(Records provided):
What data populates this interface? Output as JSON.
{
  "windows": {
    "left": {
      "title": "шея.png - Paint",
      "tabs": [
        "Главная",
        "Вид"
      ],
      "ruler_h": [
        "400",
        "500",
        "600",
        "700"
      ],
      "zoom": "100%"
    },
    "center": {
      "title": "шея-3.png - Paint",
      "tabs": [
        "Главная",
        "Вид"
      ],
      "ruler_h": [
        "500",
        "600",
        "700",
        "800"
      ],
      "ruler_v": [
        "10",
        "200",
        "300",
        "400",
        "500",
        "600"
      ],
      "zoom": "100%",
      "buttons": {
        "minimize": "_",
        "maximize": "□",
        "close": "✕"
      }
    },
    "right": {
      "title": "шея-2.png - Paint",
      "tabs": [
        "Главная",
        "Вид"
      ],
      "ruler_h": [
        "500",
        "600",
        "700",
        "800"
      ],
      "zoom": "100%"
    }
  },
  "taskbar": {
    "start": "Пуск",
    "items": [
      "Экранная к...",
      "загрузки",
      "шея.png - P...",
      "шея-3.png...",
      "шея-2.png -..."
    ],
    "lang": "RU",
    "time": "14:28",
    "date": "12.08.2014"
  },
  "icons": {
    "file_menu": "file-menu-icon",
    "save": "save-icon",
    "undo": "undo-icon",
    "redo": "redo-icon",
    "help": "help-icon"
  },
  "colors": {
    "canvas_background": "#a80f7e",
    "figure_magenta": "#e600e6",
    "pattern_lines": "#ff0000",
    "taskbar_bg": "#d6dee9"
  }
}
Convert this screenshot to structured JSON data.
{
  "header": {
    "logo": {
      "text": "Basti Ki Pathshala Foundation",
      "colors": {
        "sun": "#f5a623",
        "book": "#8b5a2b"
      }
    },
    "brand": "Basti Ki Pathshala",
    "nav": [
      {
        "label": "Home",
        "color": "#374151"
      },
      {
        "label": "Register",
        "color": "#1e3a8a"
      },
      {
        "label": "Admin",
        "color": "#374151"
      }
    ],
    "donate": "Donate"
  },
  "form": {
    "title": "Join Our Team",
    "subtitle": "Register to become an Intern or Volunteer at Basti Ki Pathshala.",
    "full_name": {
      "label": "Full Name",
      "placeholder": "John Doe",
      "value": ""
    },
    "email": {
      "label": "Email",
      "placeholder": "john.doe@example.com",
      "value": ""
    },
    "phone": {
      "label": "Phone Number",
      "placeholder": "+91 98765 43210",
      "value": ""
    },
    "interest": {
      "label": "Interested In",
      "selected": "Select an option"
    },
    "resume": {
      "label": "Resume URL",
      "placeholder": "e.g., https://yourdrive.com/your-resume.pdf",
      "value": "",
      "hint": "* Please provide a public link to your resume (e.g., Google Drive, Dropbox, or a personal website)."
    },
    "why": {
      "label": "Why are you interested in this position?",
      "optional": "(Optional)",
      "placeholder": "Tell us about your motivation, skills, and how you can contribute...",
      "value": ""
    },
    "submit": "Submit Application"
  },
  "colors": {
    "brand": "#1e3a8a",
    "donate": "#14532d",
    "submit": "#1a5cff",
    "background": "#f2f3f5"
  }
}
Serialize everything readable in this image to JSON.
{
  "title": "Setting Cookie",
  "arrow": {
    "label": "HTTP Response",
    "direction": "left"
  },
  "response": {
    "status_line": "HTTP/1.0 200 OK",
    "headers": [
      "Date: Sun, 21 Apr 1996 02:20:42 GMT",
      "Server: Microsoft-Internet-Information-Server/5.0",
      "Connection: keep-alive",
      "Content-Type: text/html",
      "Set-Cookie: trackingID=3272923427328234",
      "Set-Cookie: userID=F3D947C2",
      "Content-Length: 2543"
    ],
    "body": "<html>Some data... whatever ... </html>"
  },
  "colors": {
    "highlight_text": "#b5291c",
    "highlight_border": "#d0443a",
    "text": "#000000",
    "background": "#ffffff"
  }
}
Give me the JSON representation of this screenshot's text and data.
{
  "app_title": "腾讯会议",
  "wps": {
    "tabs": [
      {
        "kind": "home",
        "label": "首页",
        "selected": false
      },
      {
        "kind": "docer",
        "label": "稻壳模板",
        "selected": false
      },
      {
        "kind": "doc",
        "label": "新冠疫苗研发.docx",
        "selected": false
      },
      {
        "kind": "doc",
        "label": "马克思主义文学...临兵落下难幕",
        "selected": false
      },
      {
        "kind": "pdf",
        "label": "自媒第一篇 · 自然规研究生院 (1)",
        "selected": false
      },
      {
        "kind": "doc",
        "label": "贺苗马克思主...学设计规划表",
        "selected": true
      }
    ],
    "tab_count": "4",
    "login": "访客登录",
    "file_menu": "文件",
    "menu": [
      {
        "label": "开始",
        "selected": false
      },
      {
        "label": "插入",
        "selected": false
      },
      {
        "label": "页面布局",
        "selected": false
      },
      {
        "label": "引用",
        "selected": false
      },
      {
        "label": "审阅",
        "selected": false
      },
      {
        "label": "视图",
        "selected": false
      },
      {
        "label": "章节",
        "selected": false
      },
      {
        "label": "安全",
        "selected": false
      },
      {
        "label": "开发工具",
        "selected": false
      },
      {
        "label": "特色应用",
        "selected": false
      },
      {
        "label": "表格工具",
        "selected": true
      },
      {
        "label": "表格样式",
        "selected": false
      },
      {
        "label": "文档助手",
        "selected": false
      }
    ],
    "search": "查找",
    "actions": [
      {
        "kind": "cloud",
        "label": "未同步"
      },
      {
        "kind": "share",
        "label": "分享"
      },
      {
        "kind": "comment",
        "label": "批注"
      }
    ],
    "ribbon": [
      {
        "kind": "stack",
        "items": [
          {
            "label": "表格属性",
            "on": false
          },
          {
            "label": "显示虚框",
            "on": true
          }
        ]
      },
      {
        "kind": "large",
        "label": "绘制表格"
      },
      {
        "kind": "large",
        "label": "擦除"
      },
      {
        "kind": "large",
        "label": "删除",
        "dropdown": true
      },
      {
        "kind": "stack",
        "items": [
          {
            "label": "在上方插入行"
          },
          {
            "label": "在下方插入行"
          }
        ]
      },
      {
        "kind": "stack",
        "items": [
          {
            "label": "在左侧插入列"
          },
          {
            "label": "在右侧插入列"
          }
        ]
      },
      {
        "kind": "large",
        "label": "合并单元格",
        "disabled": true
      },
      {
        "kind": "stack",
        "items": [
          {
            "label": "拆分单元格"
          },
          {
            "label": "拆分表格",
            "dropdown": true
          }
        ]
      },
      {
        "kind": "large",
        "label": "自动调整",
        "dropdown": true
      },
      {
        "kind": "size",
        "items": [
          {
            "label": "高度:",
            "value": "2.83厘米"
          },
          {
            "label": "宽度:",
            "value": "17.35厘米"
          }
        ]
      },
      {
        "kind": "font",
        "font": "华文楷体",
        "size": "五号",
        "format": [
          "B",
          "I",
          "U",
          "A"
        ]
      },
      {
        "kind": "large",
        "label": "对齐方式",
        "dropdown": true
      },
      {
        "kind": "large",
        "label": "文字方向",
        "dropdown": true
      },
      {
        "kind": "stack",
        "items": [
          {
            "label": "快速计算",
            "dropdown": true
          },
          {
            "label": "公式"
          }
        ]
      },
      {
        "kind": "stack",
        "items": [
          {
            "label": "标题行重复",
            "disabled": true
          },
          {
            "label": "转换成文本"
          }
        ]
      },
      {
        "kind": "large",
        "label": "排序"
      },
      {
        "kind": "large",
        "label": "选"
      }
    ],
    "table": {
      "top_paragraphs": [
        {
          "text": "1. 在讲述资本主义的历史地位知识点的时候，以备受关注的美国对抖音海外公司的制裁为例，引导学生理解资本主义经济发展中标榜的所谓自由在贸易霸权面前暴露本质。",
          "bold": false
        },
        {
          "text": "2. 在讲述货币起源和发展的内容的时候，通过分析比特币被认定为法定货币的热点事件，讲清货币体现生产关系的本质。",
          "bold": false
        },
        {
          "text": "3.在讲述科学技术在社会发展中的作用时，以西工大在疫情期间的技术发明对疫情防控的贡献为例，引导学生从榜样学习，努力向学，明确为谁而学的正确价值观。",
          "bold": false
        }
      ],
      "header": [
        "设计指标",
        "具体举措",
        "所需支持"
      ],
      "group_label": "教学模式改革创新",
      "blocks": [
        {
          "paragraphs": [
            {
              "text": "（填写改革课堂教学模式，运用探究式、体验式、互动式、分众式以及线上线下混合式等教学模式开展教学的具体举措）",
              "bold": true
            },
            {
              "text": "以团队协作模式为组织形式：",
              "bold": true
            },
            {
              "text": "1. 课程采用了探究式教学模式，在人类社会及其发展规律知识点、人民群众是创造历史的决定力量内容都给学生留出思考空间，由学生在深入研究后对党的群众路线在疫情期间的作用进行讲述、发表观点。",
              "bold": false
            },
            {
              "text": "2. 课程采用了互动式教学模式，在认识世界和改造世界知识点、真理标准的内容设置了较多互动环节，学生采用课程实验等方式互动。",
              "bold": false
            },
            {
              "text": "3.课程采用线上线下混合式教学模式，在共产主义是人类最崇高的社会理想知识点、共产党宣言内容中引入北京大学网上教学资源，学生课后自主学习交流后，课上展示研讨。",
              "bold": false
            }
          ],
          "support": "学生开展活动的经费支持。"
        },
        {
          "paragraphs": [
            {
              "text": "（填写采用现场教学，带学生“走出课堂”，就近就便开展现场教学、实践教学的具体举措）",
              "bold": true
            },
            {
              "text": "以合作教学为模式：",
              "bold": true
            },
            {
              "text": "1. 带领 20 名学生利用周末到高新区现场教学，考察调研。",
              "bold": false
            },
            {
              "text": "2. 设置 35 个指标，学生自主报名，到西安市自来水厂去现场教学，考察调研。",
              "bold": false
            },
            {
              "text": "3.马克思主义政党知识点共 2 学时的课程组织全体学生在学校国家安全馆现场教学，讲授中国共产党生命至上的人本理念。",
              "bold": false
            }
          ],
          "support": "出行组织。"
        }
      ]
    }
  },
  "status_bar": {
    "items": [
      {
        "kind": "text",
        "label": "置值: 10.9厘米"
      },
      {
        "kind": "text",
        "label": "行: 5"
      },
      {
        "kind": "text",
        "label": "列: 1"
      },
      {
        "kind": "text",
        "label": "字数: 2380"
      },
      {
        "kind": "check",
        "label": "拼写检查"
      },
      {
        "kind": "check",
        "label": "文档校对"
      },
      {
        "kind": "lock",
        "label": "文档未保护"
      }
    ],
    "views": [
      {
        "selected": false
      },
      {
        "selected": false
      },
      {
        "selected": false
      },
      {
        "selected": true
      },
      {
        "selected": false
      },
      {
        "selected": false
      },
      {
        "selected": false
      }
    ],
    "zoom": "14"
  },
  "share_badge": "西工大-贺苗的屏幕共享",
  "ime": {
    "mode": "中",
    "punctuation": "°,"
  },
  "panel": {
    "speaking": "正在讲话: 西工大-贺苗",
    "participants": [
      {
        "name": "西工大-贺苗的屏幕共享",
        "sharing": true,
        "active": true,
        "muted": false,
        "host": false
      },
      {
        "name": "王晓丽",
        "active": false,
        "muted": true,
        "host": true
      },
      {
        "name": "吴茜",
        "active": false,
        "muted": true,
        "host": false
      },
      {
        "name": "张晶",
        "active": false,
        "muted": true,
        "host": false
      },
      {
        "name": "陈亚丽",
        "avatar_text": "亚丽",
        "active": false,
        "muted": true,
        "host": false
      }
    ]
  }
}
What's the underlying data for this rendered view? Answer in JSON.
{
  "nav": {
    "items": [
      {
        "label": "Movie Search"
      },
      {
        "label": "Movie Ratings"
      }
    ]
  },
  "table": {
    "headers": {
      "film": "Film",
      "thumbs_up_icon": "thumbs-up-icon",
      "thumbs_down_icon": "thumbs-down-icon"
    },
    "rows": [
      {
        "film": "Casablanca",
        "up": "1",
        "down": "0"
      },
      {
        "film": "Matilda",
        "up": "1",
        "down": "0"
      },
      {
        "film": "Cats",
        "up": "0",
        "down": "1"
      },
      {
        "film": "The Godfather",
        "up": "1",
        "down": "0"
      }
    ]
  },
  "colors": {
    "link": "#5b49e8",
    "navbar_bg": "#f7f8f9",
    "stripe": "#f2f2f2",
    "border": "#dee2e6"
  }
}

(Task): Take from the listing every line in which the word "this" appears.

(Task output):
What data populates this interface? Output as JSON.
Convert this screenshot to structured JSON data.
      "label": "Why are you interested in this position?",
Serialize everything readable in this image to JSON.
Give me the JSON representation of this screenshot's text and data.
What's the underlying data for this rendered view? Answer in JSON.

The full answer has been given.